Important dietary fibre
Many different plant species produce inulin and use it for themselves as an energy reserve. Most inulin can be found in the roots of plants. For humans, inulin is indigestible because the appropriate enzyme for its breakdown is missing, so it does not serve us for energy production. Therefore, it reaches the large intestine undigested and is broken down there by the resident intestinal bacteria through fermentation. Inulin is a so-called dietary fibre. A diet rich in fibre offers advantages for intestinal health, because the “good” intestinal bacteria are “fed” in this way. But inulin can do even more than other dietary fibres; it can stimulate the growth of bifidobacteria.
Inulin as a prebiotic

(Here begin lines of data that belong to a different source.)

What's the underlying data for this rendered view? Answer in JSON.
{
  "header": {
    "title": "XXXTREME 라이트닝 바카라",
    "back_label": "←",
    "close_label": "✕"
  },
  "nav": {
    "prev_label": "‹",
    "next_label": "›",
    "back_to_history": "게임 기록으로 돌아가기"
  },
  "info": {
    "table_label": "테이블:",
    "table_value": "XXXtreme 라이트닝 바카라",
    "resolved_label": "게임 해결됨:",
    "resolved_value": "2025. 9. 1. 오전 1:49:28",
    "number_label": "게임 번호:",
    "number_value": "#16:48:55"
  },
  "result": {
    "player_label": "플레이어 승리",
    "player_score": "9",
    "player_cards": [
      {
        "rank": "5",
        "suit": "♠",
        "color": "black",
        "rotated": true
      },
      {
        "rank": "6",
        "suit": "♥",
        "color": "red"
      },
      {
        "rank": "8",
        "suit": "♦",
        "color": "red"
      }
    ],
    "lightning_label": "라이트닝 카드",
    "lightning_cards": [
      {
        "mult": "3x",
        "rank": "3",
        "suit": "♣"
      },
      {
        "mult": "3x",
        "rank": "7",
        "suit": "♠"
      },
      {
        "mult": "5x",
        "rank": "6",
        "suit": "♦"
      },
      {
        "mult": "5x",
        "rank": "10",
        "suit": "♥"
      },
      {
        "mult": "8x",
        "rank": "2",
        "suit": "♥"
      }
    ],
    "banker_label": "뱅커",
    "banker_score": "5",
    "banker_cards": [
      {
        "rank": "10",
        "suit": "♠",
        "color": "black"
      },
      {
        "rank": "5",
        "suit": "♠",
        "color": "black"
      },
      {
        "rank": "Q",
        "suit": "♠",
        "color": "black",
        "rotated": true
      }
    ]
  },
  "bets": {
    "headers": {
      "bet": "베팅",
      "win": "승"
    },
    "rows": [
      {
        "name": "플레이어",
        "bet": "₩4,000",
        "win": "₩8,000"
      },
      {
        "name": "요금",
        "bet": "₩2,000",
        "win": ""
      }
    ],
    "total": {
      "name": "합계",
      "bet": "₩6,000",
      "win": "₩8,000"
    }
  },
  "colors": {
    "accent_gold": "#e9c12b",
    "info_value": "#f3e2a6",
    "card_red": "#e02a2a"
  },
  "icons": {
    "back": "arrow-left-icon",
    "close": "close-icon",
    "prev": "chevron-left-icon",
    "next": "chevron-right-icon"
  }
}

The combination of probiotics (“good intestinal bacteria”) and prebiotics (their “food”, e.g. inulin) are called synbiotics. With such a combination, the body is thus supplied with bacteria that are helpful for the body and at the same time with dietary fibres on which they live.